A document review process might look like this:
Here are some more advantages:
- Limits duplication and inconsistencies
- Saves you time
- Cuts lost revenue
- Decreases project delays
- Keeps projects organized and accessible
When you have a well-functioning document review system, not only will your project greatly benefit, but your team collaboration will too!
💭 How to Create a Collaborative Document Review System
Everyone has their own way of working. What’s important is that you find a method that works best for you, your team, and any additional stakeholders when it comes to content collaboration. Here are seven tips that you can use for inspiration:
1. Find a document collaboration software
Did you know that 60% of workers still use email when circulating documents? This is a widely ineffective method of collaboration. Feedback and comments are likely to be overlooked and tack on even more time to the project.
Document collaboration software is a great alternative to outdated paper copies and email attachments. There are many platforms that support document management review, but a few, in particular, stand out.
How else are these document collaboration services beneficial?
- Easy scaling - accommodates business growth and project
- Secure - keeps your information safe and secure with access control
- Accessible - easily find all your documents in one place
- Collaborative - allows documents to be accessed from anywhere
Document collaboration systems are the foundation of a successful document review process. Once you've found a platform that's right for you, the next few steps will become even easier.
2. Find out who really needs to be involved
Oftentimes what holds up a project is input from people who shouldn’t hold much stake in the decision making process. Ask yourself who really needs to be kept in the loop. Do you actually want this person’s feedback and comments? Or do you want them to only have access to the final version of the document?
Although it depends heavily on your project, some possible reviewers could be your project team, stakeholders, external organizations, content or marketing members, etc.
3. Use comments to guide reviewers
When you send out a document to be reviewed, make clear and concise notes of your expectations. Without guidance, some reviewers might not understand how the content is relevant to them or what feedback you’re anticipating. You can always use a comment, checklist, or sticky note tool to write out your requests.

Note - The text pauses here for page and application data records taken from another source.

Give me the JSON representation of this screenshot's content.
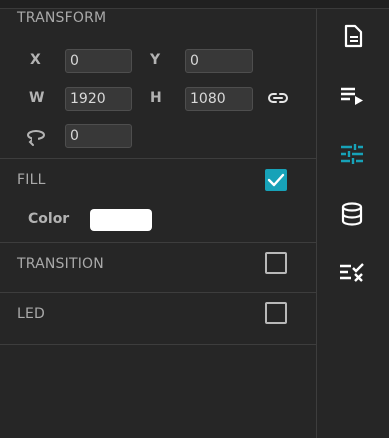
{
  "transform": {
    "title": "TRANSFORM",
    "x_label": "X",
    "x_value": "0",
    "y_label": "Y",
    "y_value": "0",
    "w_label": "W",
    "w_value": "1920",
    "h_label": "H",
    "h_value": "1080",
    "rotation_value": "0",
    "link_icon": "link-icon",
    "rotation_icon": "rotate-icon"
  },
  "fill": {
    "title": "FILL",
    "checked": true,
    "color_label": "Color",
    "color_value": "#ffffff"
  },
  "transition": {
    "title": "TRANSITION",
    "checked": false
  },
  "led": {
    "title": "LED",
    "checked": false
  },
  "sidebar": {
    "items": [
      {
        "icon": "document-icon",
        "active": false
      },
      {
        "icon": "playlist-icon",
        "active": false
      },
      {
        "icon": "sliders-icon",
        "active": true
      },
      {
        "icon": "database-icon",
        "active": false
      },
      {
        "icon": "checklist-icon",
        "active": false
      }
    ]
  },
  "colors": {
    "accent": "#17a2b8",
    "background": "#262626",
    "text": "#b3b3b3"
  }
}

4. Set deadlines
It’s happened to the best of us. You receive an email asking for feedback and you tell yourself that you’ll get back to it later. Just to realize that, in the end, you totally spaced.

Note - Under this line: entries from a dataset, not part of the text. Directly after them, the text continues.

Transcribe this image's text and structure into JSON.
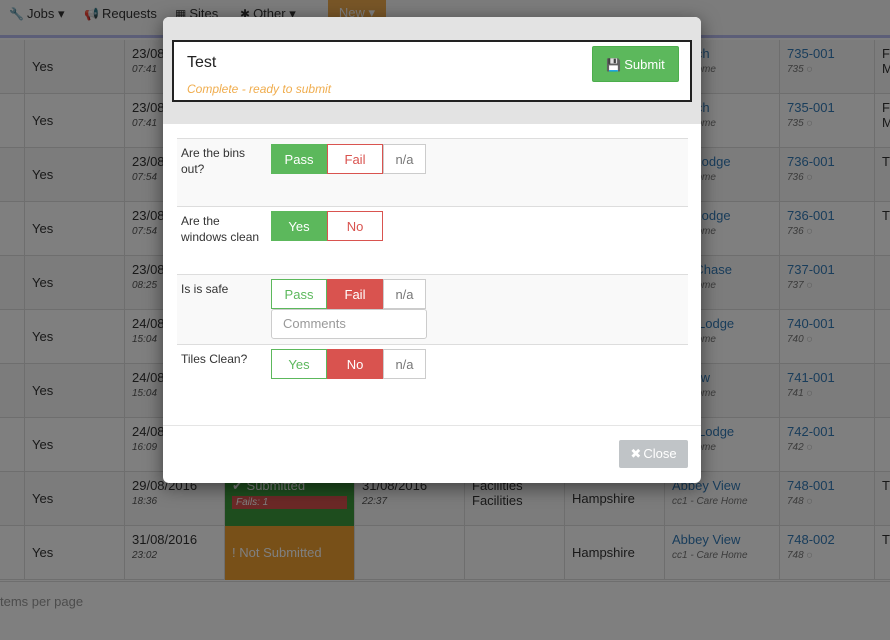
{
  "nav": {
    "jobs": "Jobs",
    "requests": "Requests",
    "sites": "Sites",
    "other": "Other",
    "new": "New"
  },
  "table_rows": [
    {
      "yes": "Yes",
      "date": "23/08",
      "time": "07:41",
      "site": "Reach",
      "site_sub": "are Home",
      "ref": "735-001",
      "ref_sub": "735",
      "last": "F",
      "last2": "M"
    },
    {
      "yes": "Yes",
      "date": "23/08",
      "time": "07:41",
      "site": "Reach",
      "site_sub": "are Home",
      "ref": "735-001",
      "ref_sub": "735",
      "last": "F",
      "last2": "M"
    },
    {
      "yes": "Yes",
      "date": "23/08",
      "time": "07:54",
      "site": "ore Lodge",
      "site_sub": "are Home",
      "ref": "736-001",
      "ref_sub": "736",
      "last": "T",
      "last2": ""
    },
    {
      "yes": "Yes",
      "date": "23/08",
      "time": "07:54",
      "site": "ore Lodge",
      "site_sub": "are Home",
      "ref": "736-001",
      "ref_sub": "736",
      "last": "T",
      "last2": ""
    },
    {
      "yes": "Yes",
      "date": "23/08",
      "time": "08:25",
      "site": "ord Chase",
      "site_sub": "are Home",
      "ref": "737-001",
      "ref_sub": "737",
      "last": "",
      "last2": ""
    },
    {
      "yes": "Yes",
      "date": "24/08",
      "time": "15:04",
      "site": "mar Lodge",
      "site_sub": "are Home",
      "ref": "740-001",
      "ref_sub": "740",
      "last": "",
      "last2": ""
    },
    {
      "yes": "Yes",
      "date": "24/08",
      "time": "15:04",
      "site": "y View",
      "site_sub": "are Home",
      "ref": "741-001",
      "ref_sub": "741",
      "last": "",
      "last2": ""
    },
    {
      "yes": "Yes",
      "date": "24/08",
      "time": "16:09",
      "site": "mar Lodge",
      "site_sub": "are Home",
      "ref": "742-001",
      "ref_sub": "742",
      "last": "",
      "last2": ""
    },
    {
      "yes": "Yes",
      "date": "29/08/2016",
      "time": "18:36",
      "status": "Submitted",
      "fails": "Fails: 1",
      "date2": "31/08/2016",
      "time2": "22:37",
      "dept": "Facilities",
      "dept2": "Facilities",
      "region": "Hampshire",
      "site": "Abbey View",
      "site_sub": "cc1 - Care Home",
      "ref": "748-001",
      "ref_sub": "748",
      "last": "T",
      "last2": ""
    },
    {
      "yes": "Yes",
      "date": "31/08/2016",
      "time": "23:02",
      "status": "Not Submitted",
      "region": "Hampshire",
      "site": "Abbey View",
      "site_sub": "cc1 - Care Home",
      "ref": "748-002",
      "ref_sub": "748",
      "last": "T",
      "last2": ""
    }
  ],
  "footer": {
    "items_per_page": "tems per page"
  },
  "modal": {
    "title": "Test",
    "status": "Complete - ready to submit",
    "submit_label": "Submit",
    "close_label": "Close",
    "questions": [
      {
        "label": "Are the bins out?",
        "options": [
          "Pass",
          "Fail",
          "n/a"
        ],
        "selected": "Pass"
      },
      {
        "label": "Are the windows clean",
        "options": [
          "Yes",
          "No"
        ],
        "selected": "Yes"
      },
      {
        "label": "Is is safe",
        "options": [
          "Pass",
          "Fail",
          "n/a"
        ],
        "selected": "Fail",
        "comments_placeholder": "Comments"
      },
      {
        "label": "Tiles Clean?",
        "options": [
          "Yes",
          "No",
          "n/a"
        ],
        "selected": "No"
      }
    ]
  },
  "colors": {
    "pass": "#5cb85c",
    "fail": "#d9534f",
    "warning": "#f0ad4e",
    "backdrop": "rgba(0,0,0,0.5)"
  }
}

Giving your reviewers deadlines is a great way to avoid this common occurrence. If it’s really important for your design proposal to be reviewed by a certain time or date, make it clear with an assignment.
5. Send reminders if needed
If assigning tasks wasn’t enough, send your team or reviewer a friendly reminder that you’re working with a deadline. Hopefully it will jot their memory and you’ll have reviewed pages in no time! You could send an email, quick DM, URL-link to the document etc.
6. Follow the set terms and outlines
Make sure everyone knows the rules. If you have a final document sent for review, but the reviewer has more concerns, what is the process? How will your team approach the additional work?
This is crucial to clarify so no one feels stressed or overwhelmed when something goes awry.
7. Review, review, review
Before submitting your final project, look through all the comments and feedback to make sure you didn’t miss anything. Some programs (like Collato) have a full history of all user activity so you can always look back on past versions and drafts.
At this point you should also reflect on what aspects of your document approval process went well or didn’t. In your next project, you can make any necessary changes or adjustments.
🕺 Now You Try!
We hope this blog has helped you to brainstorm some new ways to tackle your document review process.